_Action item_. Could the records below be restated word for word, without a single picture?

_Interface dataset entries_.
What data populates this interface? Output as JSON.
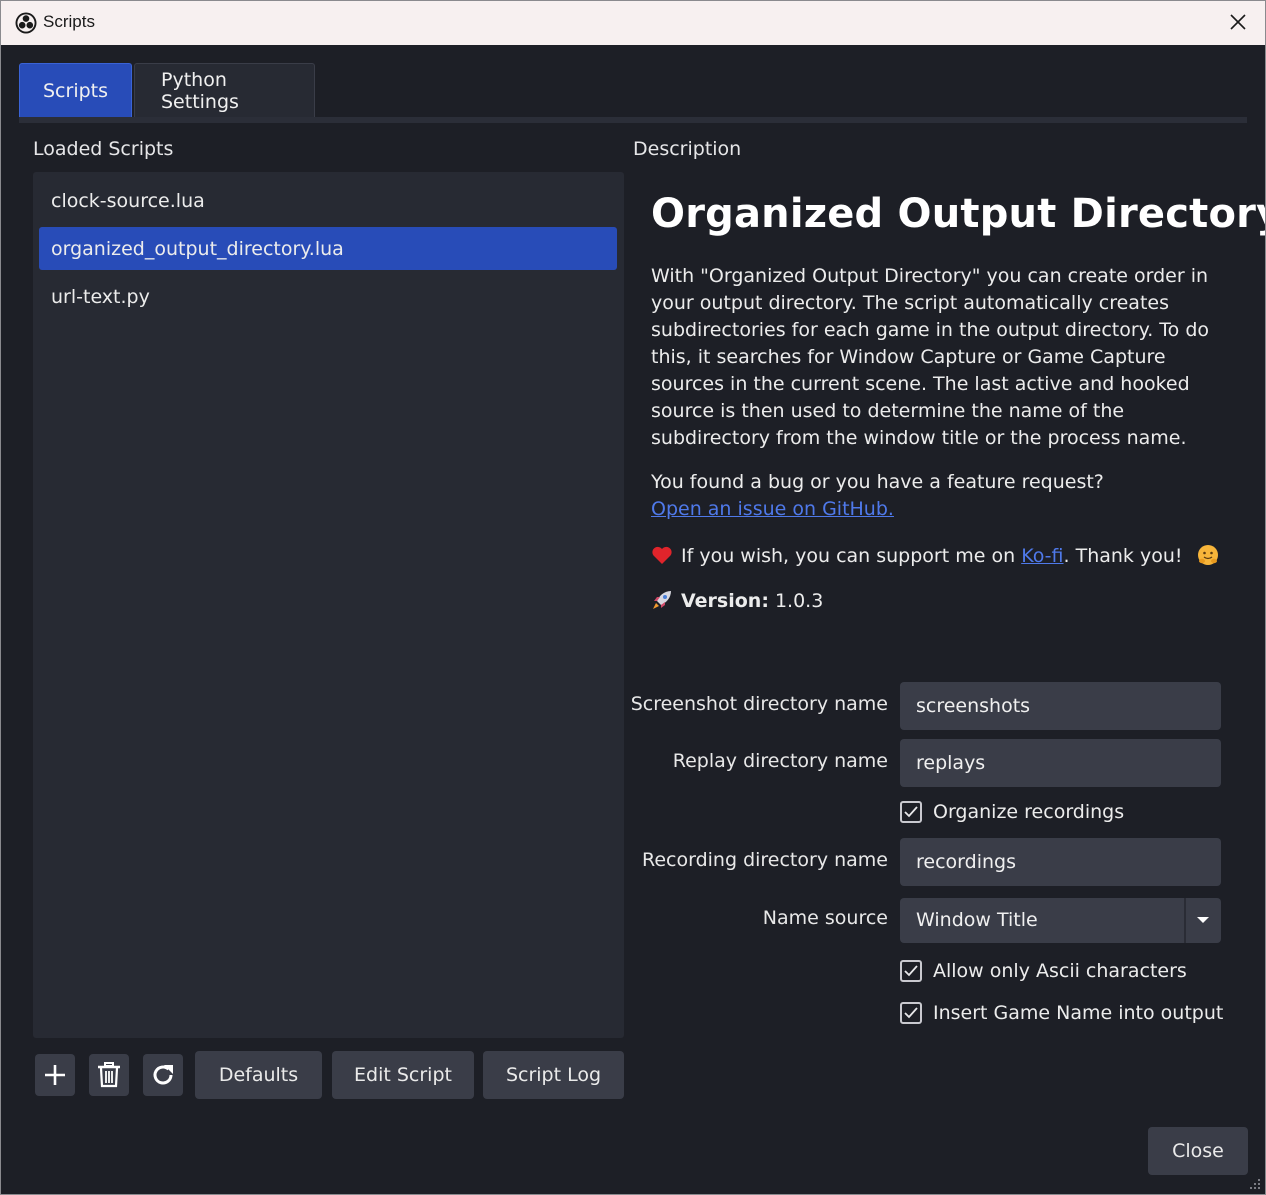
{
  "window": {
    "title": "Scripts",
    "close_icon": "close-icon"
  },
  "tabs": [
    {
      "label": "Scripts",
      "active": true
    },
    {
      "label": "Python Settings",
      "active": false
    }
  ],
  "loaded_scripts": {
    "label": "Loaded Scripts",
    "items": [
      {
        "name": "clock-source.lua",
        "selected": false
      },
      {
        "name": "organized_output_directory.lua",
        "selected": true
      },
      {
        "name": "url-text.py",
        "selected": false
      }
    ]
  },
  "toolbar": {
    "add_icon": "plus-icon",
    "remove_icon": "trash-icon",
    "reload_icon": "refresh-icon",
    "defaults_label": "Defaults",
    "edit_label": "Edit Script",
    "log_label": "Script Log"
  },
  "description": {
    "label": "Description",
    "title": "Organized Output Directory",
    "paragraph": "With \"Organized Output Directory\" you can create order in your output directory. The script automatically creates subdirectories for each game in the output directory. To do this, it searches for Window Capture or Game Capture sources in the current scene. The last active and hooked source is then used to determine the name of the subdirectory from the window title or the process name.",
    "bug_text": "You found a bug or you have a feature request?",
    "github_link": "Open an issue on GitHub.",
    "support_prefix": "If you wish, you can support me on ",
    "kofi_link": "Ko-fi",
    "support_suffix": ". Thank you!",
    "version_label": "Version:",
    "version_value": "1.0.3"
  },
  "settings": {
    "screenshot_label": "Screenshot directory name",
    "screenshot_value": "screenshots",
    "replay_label": "Replay directory name",
    "replay_value": "replays",
    "organize_recordings_label": "Organize recordings",
    "organize_recordings_checked": true,
    "recording_label": "Recording directory name",
    "recording_value": "recordings",
    "name_source_label": "Name source",
    "name_source_value": "Window Title",
    "ascii_label": "Allow only Ascii characters",
    "ascii_checked": true,
    "insert_game_label": "Insert Game Name into output",
    "insert_game_checked": true
  },
  "footer": {
    "close_label": "Close"
  },
  "colors": {
    "accent": "#284cb8",
    "background": "#1d1f26",
    "panel": "#272a33",
    "button": "#3a3d48",
    "link": "#4f79ea"
  }
}
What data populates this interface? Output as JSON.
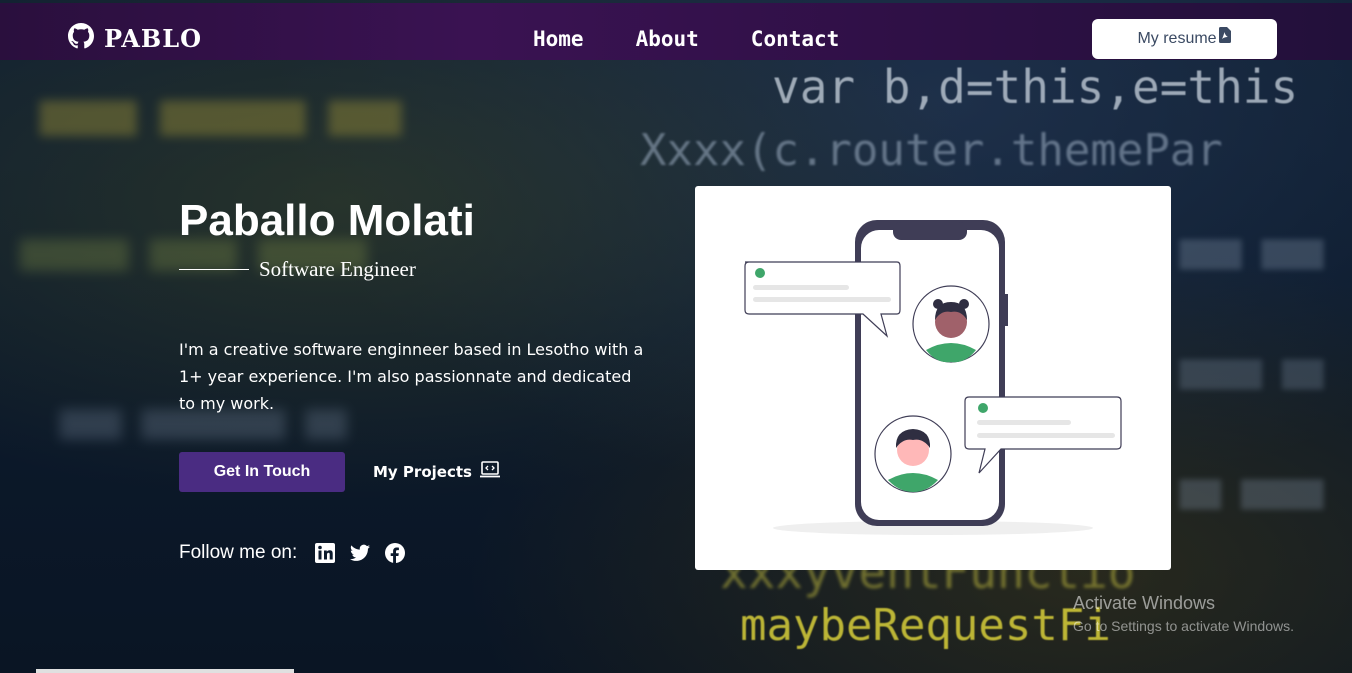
{
  "navbar": {
    "brand": "PABLO",
    "links": [
      "Home",
      "About",
      "Contact"
    ],
    "resume_label": "My resume"
  },
  "hero": {
    "name": "Paballo Molati",
    "role": "Software Engineer",
    "bio": "I'm a creative software enginneer based in Lesotho with a 1+ year experience. I'm also passionnate and dedicated to my work.",
    "cta_primary": "Get In Touch",
    "cta_secondary": "My Projects",
    "follow_label": "Follow me on:",
    "socials": [
      "linkedin-icon",
      "twitter-icon",
      "facebook-icon"
    ]
  },
  "background_code": {
    "line1": "var b,d=this,e=this",
    "line2": "Xxxx(c.router.themePar",
    "line3": "xxxyventFunctio",
    "line4": "maybeRequestFi"
  },
  "watermark": {
    "title": "Activate Windows",
    "subtitle": "Go to Settings to activate Windows."
  },
  "colors": {
    "navbar": "#3a1252",
    "primary_button": "#4a2c82",
    "accent_green": "#3fa66a"
  }
}
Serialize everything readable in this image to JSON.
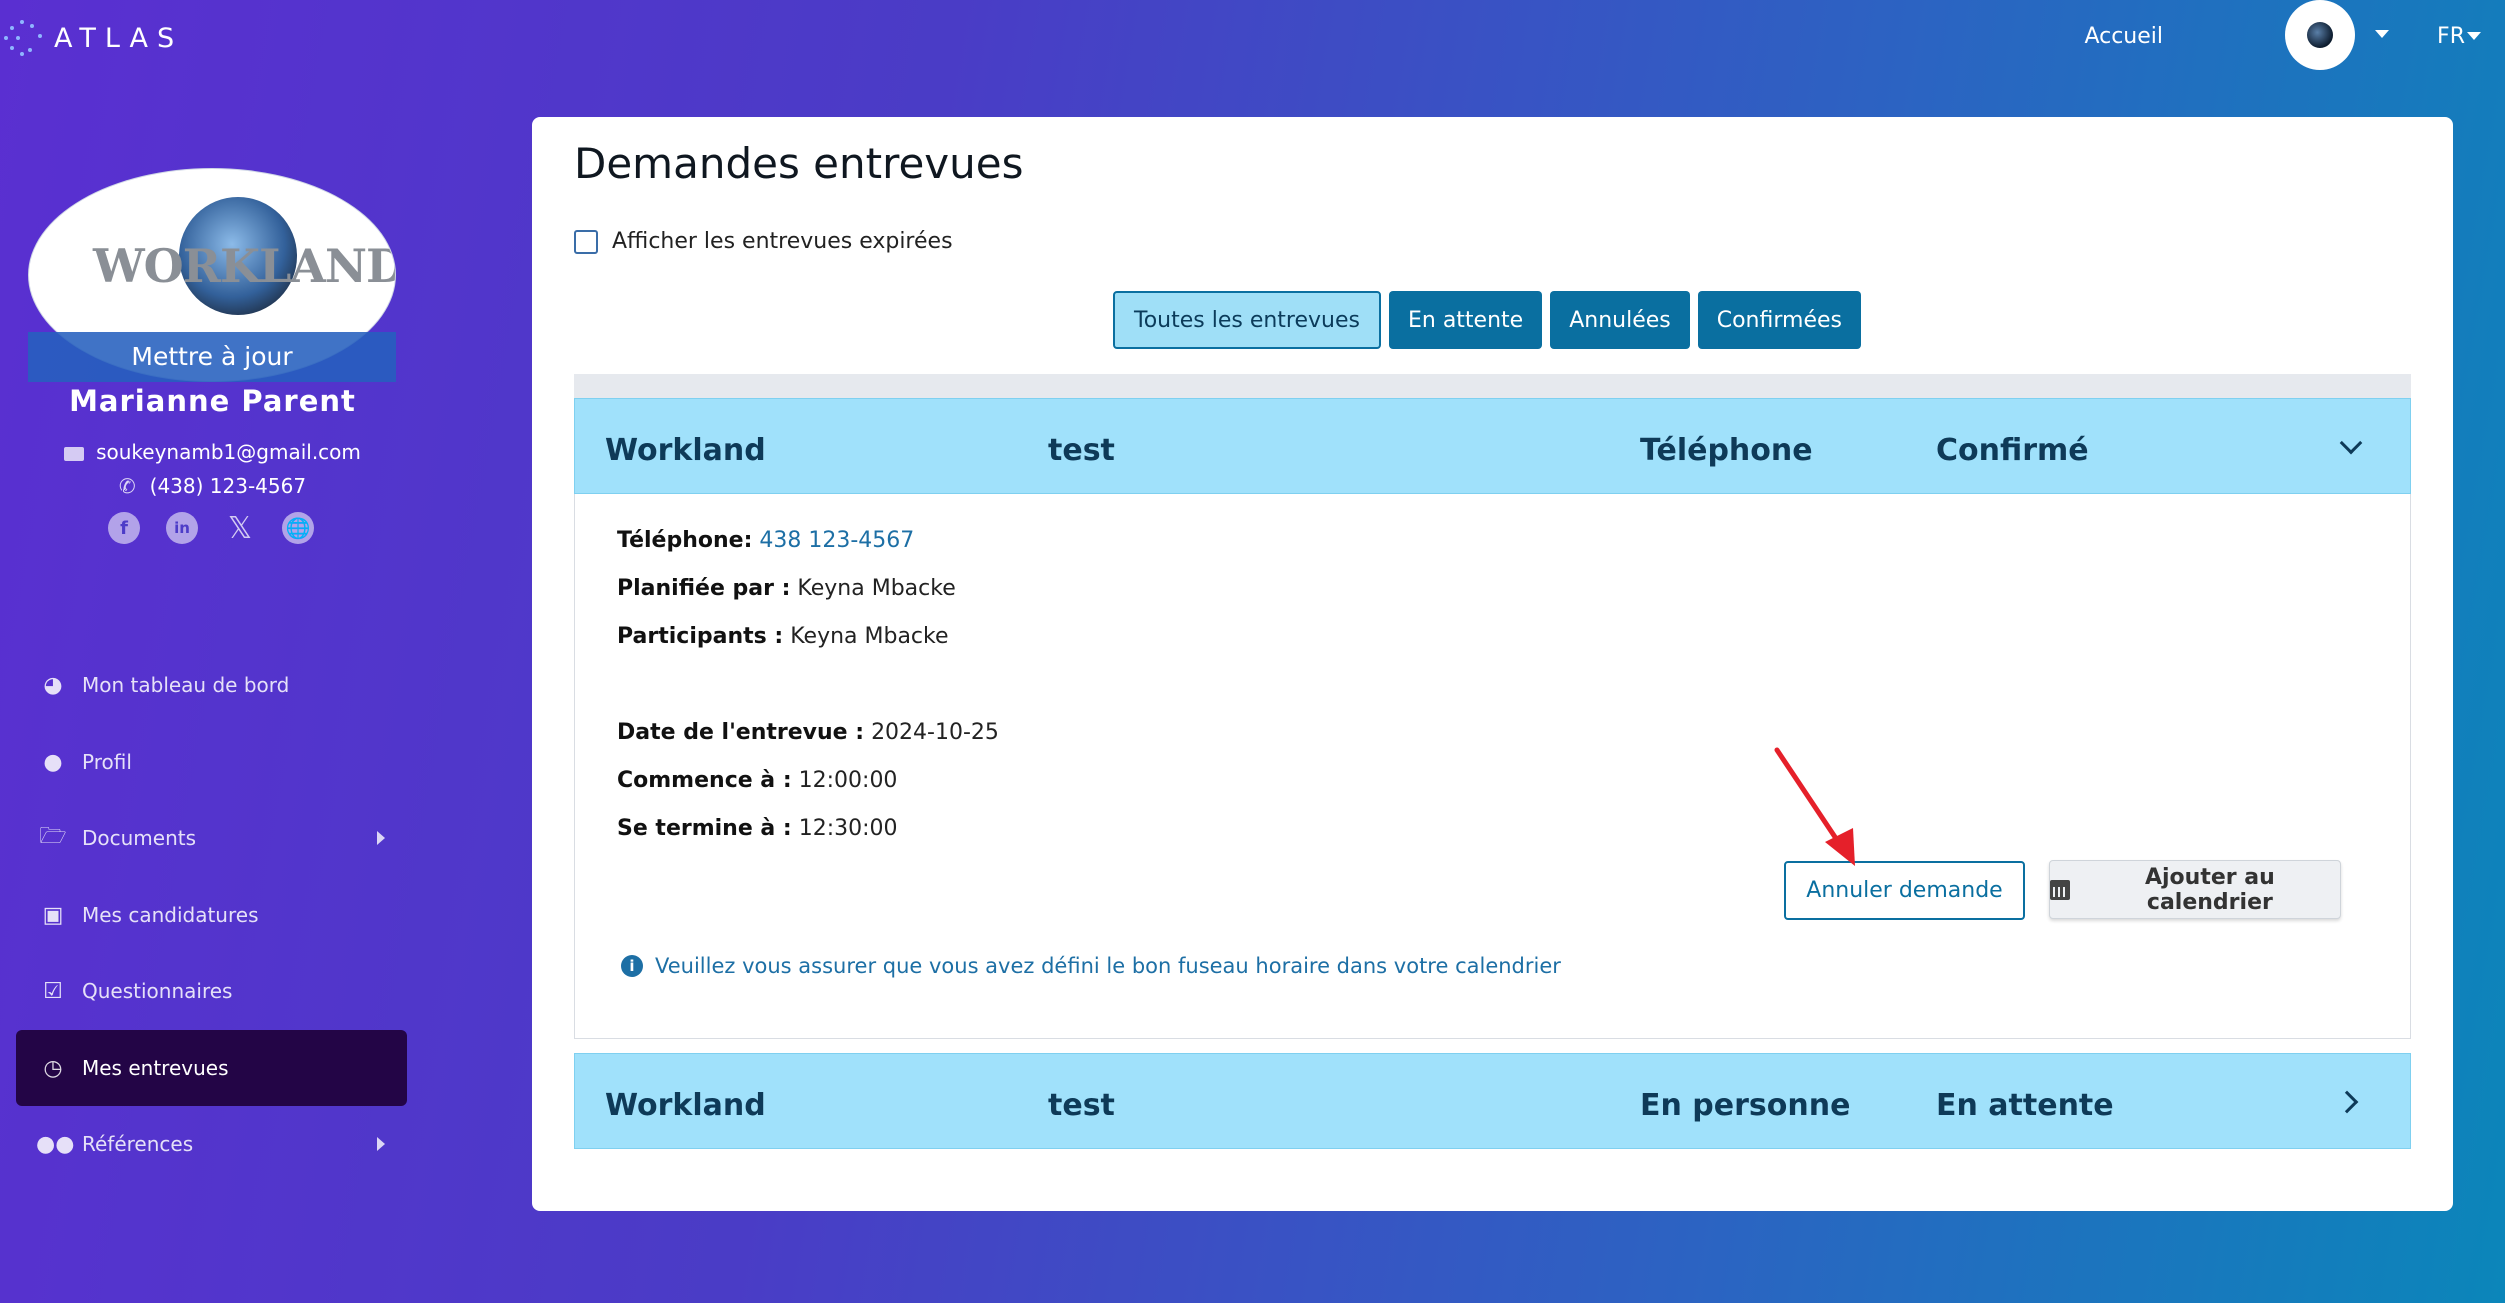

_Expected answer_.
What data populates this interface? Output as JSON.
{
  "window": {
    "title": "Scripts",
    "close_icon": "close-icon"
  },
  "tabs": [
    {
      "label": "Scripts",
      "active": true
    },
    {
      "label": "Python Settings",
      "active": false
    }
  ],
  "loaded_scripts": {
    "label": "Loaded Scripts",
    "items": [
      {
        "name": "clock-source.lua",
        "selected": false
      },
      {
        "name": "organized_output_directory.lua",
        "selected": true
      },
      {
        "name": "url-text.py",
        "selected": false
      }
    ]
  },
  "toolbar": {
    "add_icon": "plus-icon",
    "remove_icon": "trash-icon",
    "reload_icon": "refresh-icon",
    "defaults_label": "Defaults",
    "edit_label": "Edit Script",
    "log_label": "Script Log"
  },
  "description": {
    "label": "Description",
    "title": "Organized Output Directory",
    "paragraph": "With \"Organized Output Directory\" you can create order in your output directory. The script automatically creates subdirectories for each game in the output directory. To do this, it searches for Window Capture or Game Capture sources in the current scene. The last active and hooked source is then used to determine the name of the subdirectory from the window title or the process name.",
    "bug_text": "You found a bug or you have a feature request?",
    "github_link": "Open an issue on GitHub.",
    "support_prefix": "If you wish, you can support me on ",
    "kofi_link": "Ko-fi",
    "support_suffix": ". Thank you!",
    "version_label": "Version:",
    "version_value": "1.0.3"
  },
  "settings": {
    "screenshot_label": "Screenshot directory name",
    "screenshot_value": "screenshots",
    "replay_label": "Replay directory name",
    "replay_value": "replays",
    "organize_recordings_label": "Organize recordings",
    "organize_recordings_checked": true,
    "recording_label": "Recording directory name",
    "recording_value": "recordings",
    "name_source_label": "Name source",
    "name_source_value": "Window Title",
    "ascii_label": "Allow only Ascii characters",
    "ascii_checked": true,
    "insert_game_label": "Insert Game Name into output",
    "insert_game_checked": true
  },
  "footer": {
    "close_label": "Close"
  },
  "colors": {
    "accent": "#284cb8",
    "background": "#1d1f26",
    "panel": "#272a33",
    "button": "#3a3d48",
    "link": "#4f79ea"
  }
}
What data populates this interface? Output as JSON.
{
  "navbar": {
    "brand": "PABLO",
    "links": [
      "Home",
      "About",
      "Contact"
    ],
    "resume_label": "My resume"
  },
  "hero": {
    "name": "Paballo Molati",
    "role": "Software Engineer",
    "bio": "I'm a creative software enginneer based in Lesotho with a 1+ year experience. I'm also passionnate and dedicated to my work.",
    "cta_primary": "Get In Touch",
    "cta_secondary": "My Projects",
    "follow_label": "Follow me on:",
    "socials": [
      "linkedin-icon",
      "twitter-icon",
      "facebook-icon"
    ]
  },
  "background_code": {
    "line1": "var b,d=this,e=this",
    "line2": "Xxxx(c.router.themePar",
    "line3": "xxxyventFunctio",
    "line4": "maybeRequestFi"
  },
  "watermark": {
    "title": "Activate Windows",
    "subtitle": "Go to Settings to activate Windows."
  },
  "colors": {
    "navbar": "#3a1252",
    "primary_button": "#4a2c82",
    "accent_green": "#3fa66a"
  }
}
Serialize everything readable in this image to JSON.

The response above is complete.